And as I sat there, eating my delicious carbs, flicking through the pages of this magazine, I became acutely and fiercely aware at just how pervasive the cult of beauty is in our society. I flicked through page after page of clothes and weight loss and skin cream and judging celebrity looks, and like never before I was appalled. I know this isn’t revolutionary. These magazines are shallow and stupid, I know. But it’s not that they’re shallow. It’s that underneath all of the aspirational beauty bullshit is the message that the only important thing for a woman to be is beautiful.
The intelligent feminist writing that I read online has drawn time and again the very real picture of a world where women are objects, and men are instigators.
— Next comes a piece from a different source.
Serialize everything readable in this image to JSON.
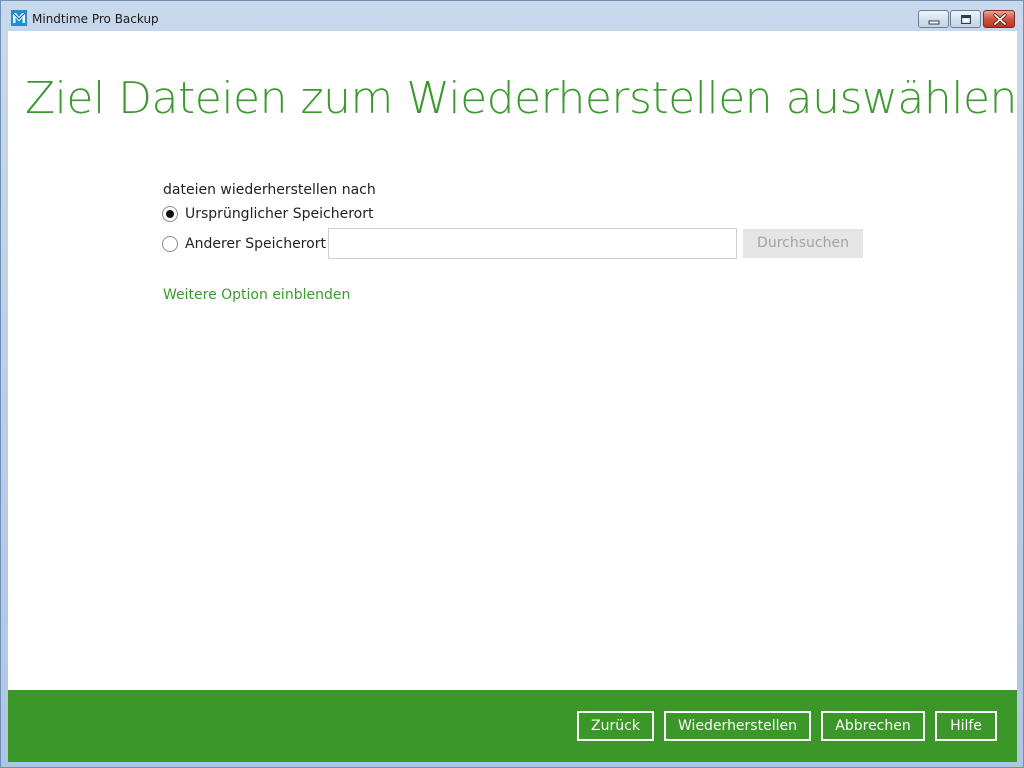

Women look beautiful, men do things. Which is why people always say to little girls “You look so pretty” but they say to little boys “What did you do today?“. It’s pervasive and it starts at birth.
But as I “read” (ie. looked at the pictures of) this magazine, that very idea throbbed in my mind over and over. Nowhere in this magazine did it ask women to think, or to do (well, anything except buy clothes, and lose weight). Nowhere did it value our intellect, or our sense of humour, or our opinion about something actually important, or anything that wasn’t related to how we look.
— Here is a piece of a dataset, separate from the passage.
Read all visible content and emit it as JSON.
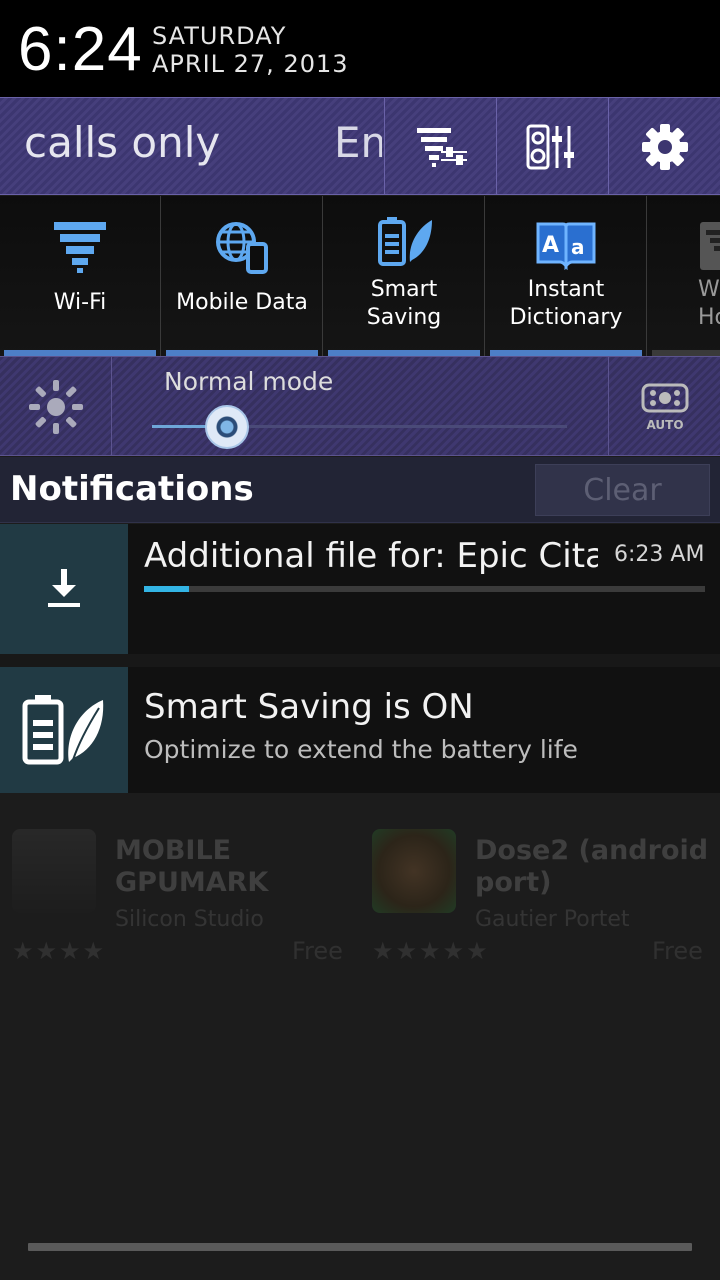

And while I used to just get depressed when I read these mags (because I felt fat, didn’t look like Blake Lively, and couldn’t afford all the clothes) this time I was mad. All the beautiful, intelligent women out there who spend so much time worrying about how they look, when we all should just get on with being fabulous.
If you want to run, run. If you want to sit on the couch and eat donuts, do that. But the one thing we all need to do is keep using our minds, and our bodies to do great, interesting things, and stop worrying about how we look so much. Yes, it’s nice to look good. And it’s good to eat well. But don’t let it become the only thing you think about. We are so much more than that. We are readers, and thinkers, and conversationalists, and confidantes, and comedians, and organisers, and doers, and adventurers, and partners in crime. You don’t have to be “good”, or thin, or straighten your hair, or get a fake tan. You can if you want, but the only thing you have to do is know that who you are, and what you think is more important than any of that crap.
And most of all, don’t forget to take your book.
Want to read more on the pervasiveness of body image? Check out this great article by Kasey Edwards.